## Problem statement
Show all lines of the entries in which the word "Retry" is found.

+---+

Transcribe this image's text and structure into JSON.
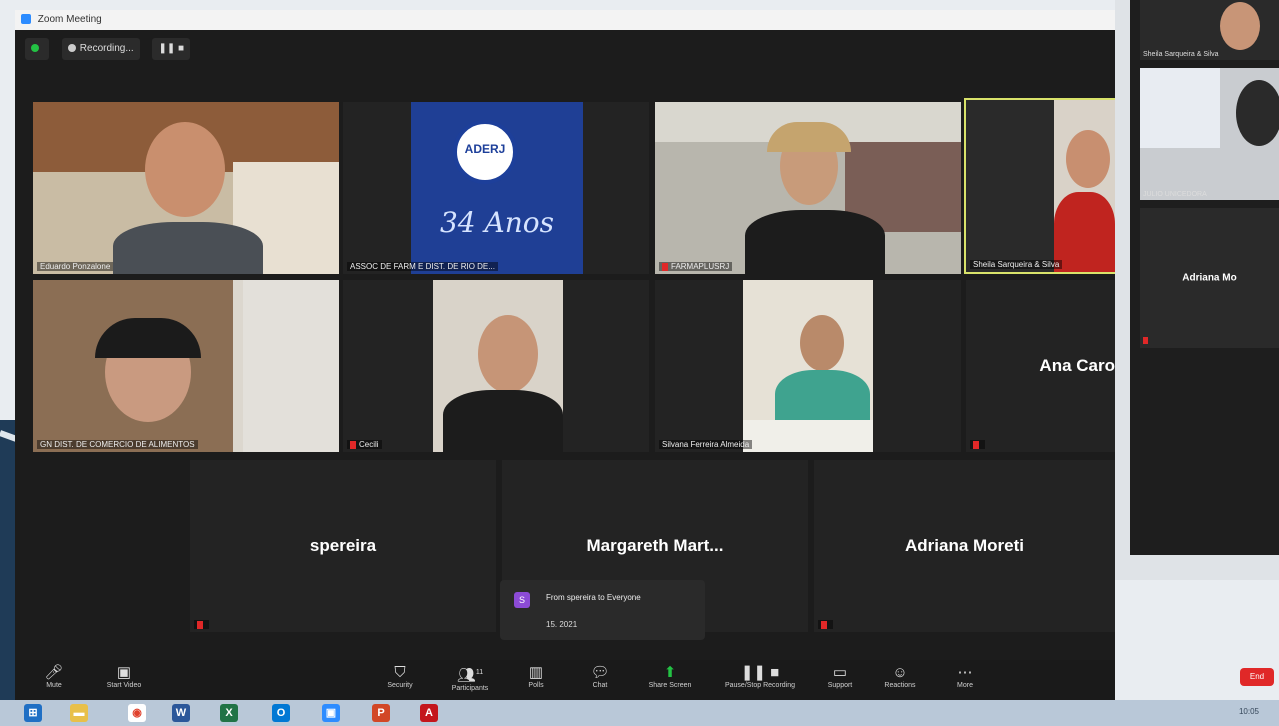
{
  "window": {
    "title": "Zoom Meeting"
  },
  "topbar": {
    "recording_label": "Recording..."
  },
  "tiles": {
    "t1": {
      "name": "Eduardo Ponzalone"
    },
    "t2": {
      "name": "ASSOC DE FARM E DIST. DE RIO DE...",
      "logo_text": "ADERJ",
      "anos_text": "34 Anos"
    },
    "t3": {
      "name": "FARMAPLUSRJ"
    },
    "t4": {
      "name": "Sheila Sarqueira & Silva"
    },
    "t5": {
      "name": "GN DIST. DE COMERCIO DE ALIMENTOS"
    },
    "t6": {
      "name": "Cecili"
    },
    "t7": {
      "name": "Silvana Ferreira Almeida"
    },
    "t8": {
      "name": "Ana Caro"
    },
    "t9": {
      "name": "spereira"
    },
    "t10": {
      "name": "Margareth  Mart..."
    },
    "t11": {
      "name": "Adriana Moreti"
    }
  },
  "chat_popup": {
    "badge": "S",
    "from": "From spereira to Everyone",
    "message": "15. 2021"
  },
  "toolbar": {
    "mute": "Mute",
    "video": "Start Video",
    "security": "Security",
    "participants": "Participants",
    "participants_count": "11",
    "polls": "Polls",
    "chat": "Chat",
    "share": "Share Screen",
    "record": "Pause/Stop Recording",
    "support": "Support",
    "reactions": "Reactions",
    "more": "More",
    "end": "End"
  },
  "side": {
    "s1": {
      "name": "Sheila Sarqueira & Silva"
    },
    "s2": {
      "name": "JULIO UNICEDORA"
    },
    "s3": {
      "name": "Adriana Mo"
    }
  },
  "taskbar": {
    "apps": [
      "W",
      "e",
      "X",
      "O",
      "P",
      "A"
    ],
    "tray_time": "10:05"
  },
  "colors": {
    "zoom_green": "#23c244",
    "mic_red": "#e02828",
    "active_speaker": "#d8e26a"
  }
}
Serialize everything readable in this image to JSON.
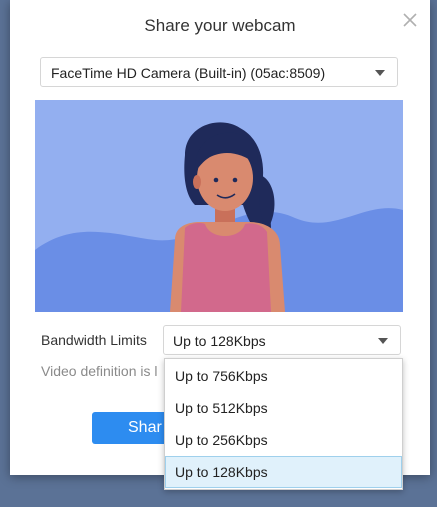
{
  "dialog": {
    "title": "Share your webcam",
    "close_icon": "close-icon"
  },
  "camera": {
    "selected": "FaceTime HD Camera (Built-in) (05ac:8509)"
  },
  "bandwidth": {
    "label": "Bandwidth Limits",
    "selected": "Up to 128Kbps",
    "options": [
      "Up to 756Kbps",
      "Up to 512Kbps",
      "Up to 256Kbps",
      "Up to 128Kbps"
    ]
  },
  "hint_text": "Video definition is l",
  "share_button": "Shar",
  "colors": {
    "accent": "#2d8cf0",
    "preview_bg": "#93aff0",
    "preview_hills": "#6a8ee6",
    "option_selected_bg": "#e0f1fb"
  }
}
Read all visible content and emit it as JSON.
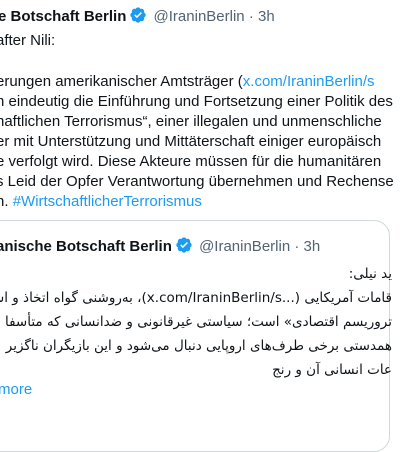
{
  "tweet": {
    "account_name": "e Botschaft Berlin",
    "handle": "@IraninBerlin",
    "separator": "·",
    "time": "3h",
    "intro": "after Nili:",
    "lines": [
      {
        "pre": "erungen amerikanischer Amtsträger (",
        "link": "x.com/IraninBerlin/s",
        "post": ""
      },
      {
        "pre": "n eindeutig die Einführung und Fortsetzung einer Politik des",
        "link": "",
        "post": ""
      },
      {
        "pre": "haftlichen Terrorismus“, einer illegalen und unmenschliche",
        "link": "",
        "post": ""
      },
      {
        "pre": "er mit Unterstützung und Mittäterschaft einiger europäisch",
        "link": "",
        "post": ""
      },
      {
        "pre": "e verfolgt wird. Diese Akteure müssen für die humanitären",
        "link": "",
        "post": ""
      },
      {
        "pre": "s Leid der Opfer Verantwortung übernehmen und Rechense",
        "link": "",
        "post": ""
      },
      {
        "pre": "n. ",
        "link": "#WirtschaftlicherTerrorismus",
        "post": ""
      }
    ]
  },
  "quoted": {
    "account_name": "anische Botschaft Berlin",
    "handle": "@IraninBerlin",
    "separator": "·",
    "time": "3h",
    "rtl_lines": [
      "ید نیلی:",
      "قامات آمریکایی (...x.com/IraninBerlin/s)، به‌روشنی گواه اتخاذ و اس",
      "تروریسم اقتصادی» است؛ سیاستی غیرقانونی و ضدانسانی که متأسفا",
      "همدستی برخی طرف‌های اروپایی دنبال می‌شود و این بازیگران ناگزیر",
      "عات انسانی آن و رنج"
    ],
    "show_more": "more"
  },
  "colors": {
    "link": "#1d9bf0",
    "verified": "#1d9bf0",
    "muted": "#536471",
    "border": "#cfd9de"
  }
}
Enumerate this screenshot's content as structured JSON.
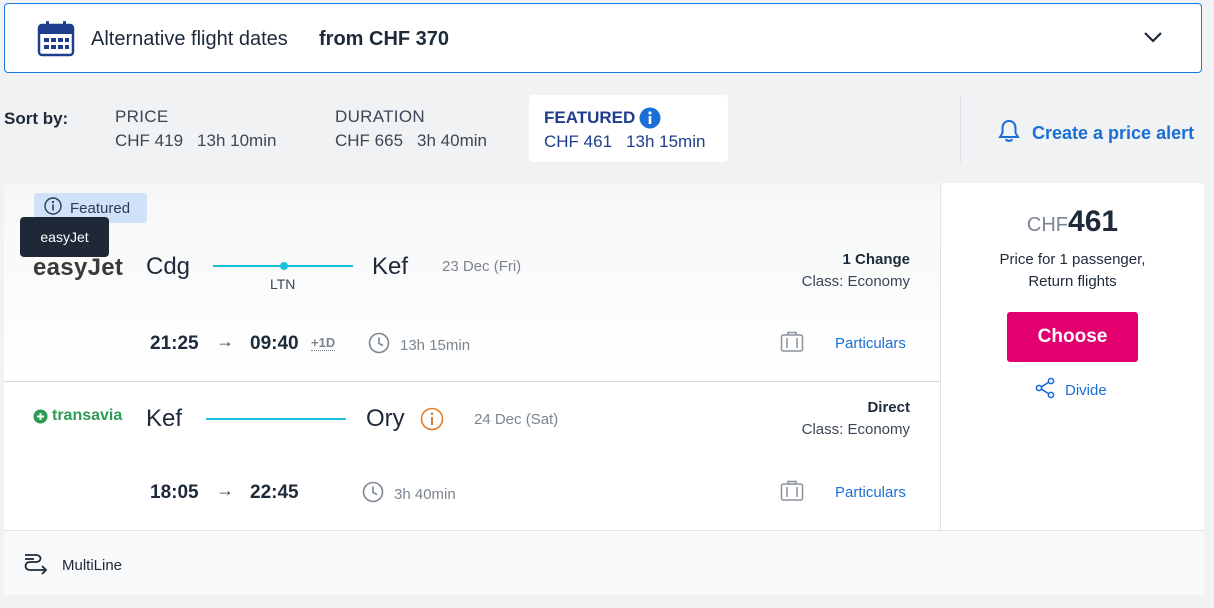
{
  "alt_dates": {
    "label": "Alternative flight dates",
    "price": "from CHF 370"
  },
  "sort": {
    "label": "Sort by:",
    "options": [
      {
        "title": "PRICE",
        "price": "CHF 419",
        "duration": "13h 10min"
      },
      {
        "title": "DURATION",
        "price": "CHF 665",
        "duration": "3h 40min"
      },
      {
        "title": "FEATURED",
        "price": "CHF 461",
        "duration": "13h 15min",
        "selected": true
      }
    ]
  },
  "price_alert": "Create a price alert",
  "result": {
    "badge": "Featured",
    "tooltip": "easyJet",
    "legs": [
      {
        "airline": "easyJet",
        "from": "Cdg",
        "to": "Kef",
        "stop": "LTN",
        "date": "23 Dec (Fri)",
        "changes": "1 Change",
        "class": "Class: Economy",
        "depart": "21:25",
        "arrive": "09:40",
        "plus_day": "+1D",
        "duration": "13h 15min",
        "details": "Particulars"
      },
      {
        "airline": "transavia",
        "from": "Kef",
        "to": "Ory",
        "date": "24 Dec (Sat)",
        "changes": "Direct",
        "class": "Class: Economy",
        "depart": "18:05",
        "arrive": "22:45",
        "duration": "3h 40min",
        "details": "Particulars"
      }
    ],
    "price": {
      "currency": "CHF",
      "amount": "461",
      "note1": "Price for 1 passenger,",
      "note2": "Return flights"
    },
    "choose": "Choose",
    "divide": "Divide",
    "footer": "MultiLine"
  },
  "colors": {
    "accent": "#1a6fd6",
    "choose": "#e2006f",
    "route": "#17c2d8",
    "featured_badge": "#cfe2f7",
    "warning": "#e07b28"
  },
  "icons": [
    "calendar-icon",
    "chevron-down-icon",
    "info-icon",
    "bell-icon",
    "clock-icon",
    "luggage-icon",
    "share-icon",
    "multiline-icon",
    "warning-icon"
  ]
}
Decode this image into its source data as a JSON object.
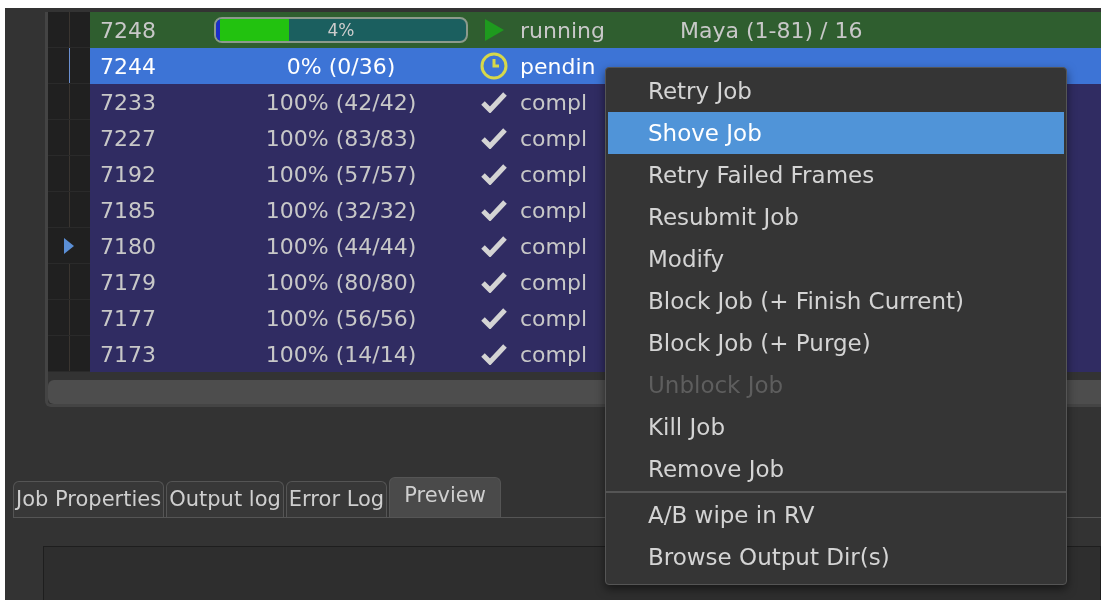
{
  "jobs": [
    {
      "kind": "running",
      "id": "7248",
      "progress": "4%",
      "level": 0.29,
      "status": "running",
      "layer": "Maya  (1-81) / 16",
      "selected": false,
      "current": false
    },
    {
      "kind": "pending",
      "id": "7244",
      "progress": "0% (0/36)",
      "status": "pendin",
      "selected": true,
      "current": false
    },
    {
      "kind": "done",
      "id": "7233",
      "progress": "100% (42/42)",
      "status": "compl",
      "selected": false,
      "current": false
    },
    {
      "kind": "done",
      "id": "7227",
      "progress": "100% (83/83)",
      "status": "compl",
      "selected": false,
      "current": false
    },
    {
      "kind": "done",
      "id": "7192",
      "progress": "100% (57/57)",
      "status": "compl",
      "selected": false,
      "current": false
    },
    {
      "kind": "done",
      "id": "7185",
      "progress": "100% (32/32)",
      "status": "compl",
      "selected": false,
      "current": false
    },
    {
      "kind": "done",
      "id": "7180",
      "progress": "100% (44/44)",
      "status": "compl",
      "selected": false,
      "current": true
    },
    {
      "kind": "done",
      "id": "7179",
      "progress": "100% (80/80)",
      "status": "compl",
      "selected": false,
      "current": false
    },
    {
      "kind": "done",
      "id": "7177",
      "progress": "100% (56/56)",
      "status": "compl",
      "selected": false,
      "current": false
    },
    {
      "kind": "done",
      "id": "7173",
      "progress": "100% (14/14)",
      "status": "compl",
      "selected": false,
      "current": false
    }
  ],
  "tabs": [
    {
      "label": "Job Properties",
      "selected": false
    },
    {
      "label": "Output log",
      "selected": false
    },
    {
      "label": "Error Log",
      "selected": false
    },
    {
      "label": "Preview",
      "selected": true
    }
  ],
  "context_menu": [
    {
      "kind": "item",
      "label": "Retry Job",
      "selected": false,
      "disabled": false
    },
    {
      "kind": "item",
      "label": "Shove Job",
      "selected": true,
      "disabled": false
    },
    {
      "kind": "item",
      "label": "Retry Failed Frames",
      "selected": false,
      "disabled": false
    },
    {
      "kind": "item",
      "label": "Resubmit Job",
      "selected": false,
      "disabled": false
    },
    {
      "kind": "item",
      "label": "Modify",
      "selected": false,
      "disabled": false
    },
    {
      "kind": "item",
      "label": "Block Job (+ Finish Current)",
      "selected": false,
      "disabled": false
    },
    {
      "kind": "item",
      "label": "Block Job (+ Purge)",
      "selected": false,
      "disabled": false
    },
    {
      "kind": "item",
      "label": "Unblock Job",
      "selected": false,
      "disabled": true
    },
    {
      "kind": "item",
      "label": "Kill Job",
      "selected": false,
      "disabled": false
    },
    {
      "kind": "item",
      "label": "Remove Job",
      "selected": false,
      "disabled": false
    },
    {
      "kind": "separator"
    },
    {
      "kind": "item",
      "label": "A/B wipe in RV",
      "selected": false,
      "disabled": false
    },
    {
      "kind": "item",
      "label": "Browse Output Dir(s)",
      "selected": false,
      "disabled": false
    }
  ]
}
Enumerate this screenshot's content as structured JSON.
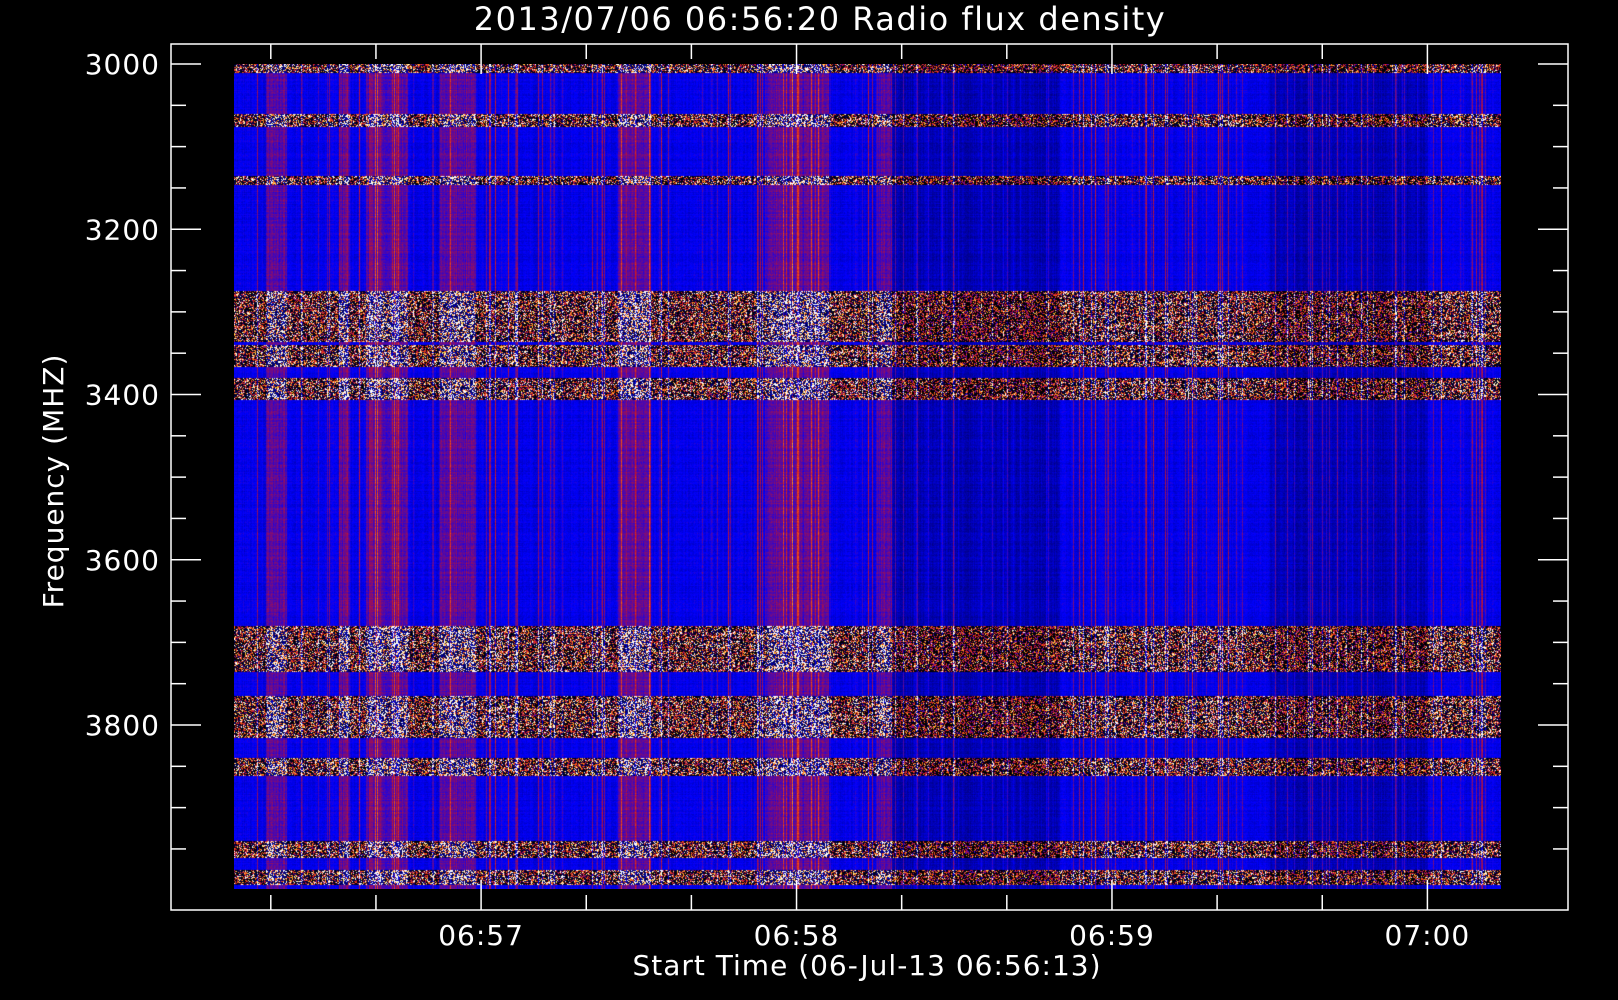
{
  "chart_data": {
    "type": "heatmap",
    "title": "2013/07/06 06:56:20 Radio flux density",
    "xlabel": "Start Time (06-Jul-13 06:56:13)",
    "ylabel": "Frequency (MHZ)",
    "x_start_time": "06:56:13",
    "x_end_time": "07:00:14",
    "x_ticks": [
      "06:57",
      "06:58",
      "06:59",
      "07:00"
    ],
    "y_range": [
      3000,
      4000
    ],
    "y_ticks": [
      3000,
      3200,
      3400,
      3600,
      3800
    ],
    "y_axis_inverted": true,
    "colormap": [
      "#000000",
      "#0000ff",
      "#c81428",
      "#ff6410",
      "#ffd040",
      "#ffffff"
    ],
    "rfi_bands_mhz": [
      [
        3000,
        3010
      ],
      [
        3060,
        3075
      ],
      [
        3135,
        3145
      ],
      [
        3275,
        3335
      ],
      [
        3340,
        3365
      ],
      [
        3380,
        3405
      ],
      [
        3680,
        3735
      ],
      [
        3765,
        3815
      ],
      [
        3840,
        3860
      ],
      [
        3940,
        3960
      ],
      [
        3975,
        3992
      ]
    ],
    "burst_intervals": [
      [
        "06:56:19",
        "06:56:23"
      ],
      [
        "06:56:33",
        "06:56:35"
      ],
      [
        "06:56:38",
        "06:56:46"
      ],
      [
        "06:56:52",
        "06:56:59"
      ],
      [
        "06:57:26",
        "06:57:32"
      ],
      [
        "06:57:54",
        "06:58:06"
      ],
      [
        "06:58:15",
        "06:58:18"
      ]
    ],
    "quiet_intervals": [
      [
        "06:58:18",
        "06:58:50"
      ],
      [
        "06:59:30",
        "07:00:00"
      ]
    ]
  }
}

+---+

## Exercise response
      "label": "Retry Job",
      "label": "Retry Failed Frames",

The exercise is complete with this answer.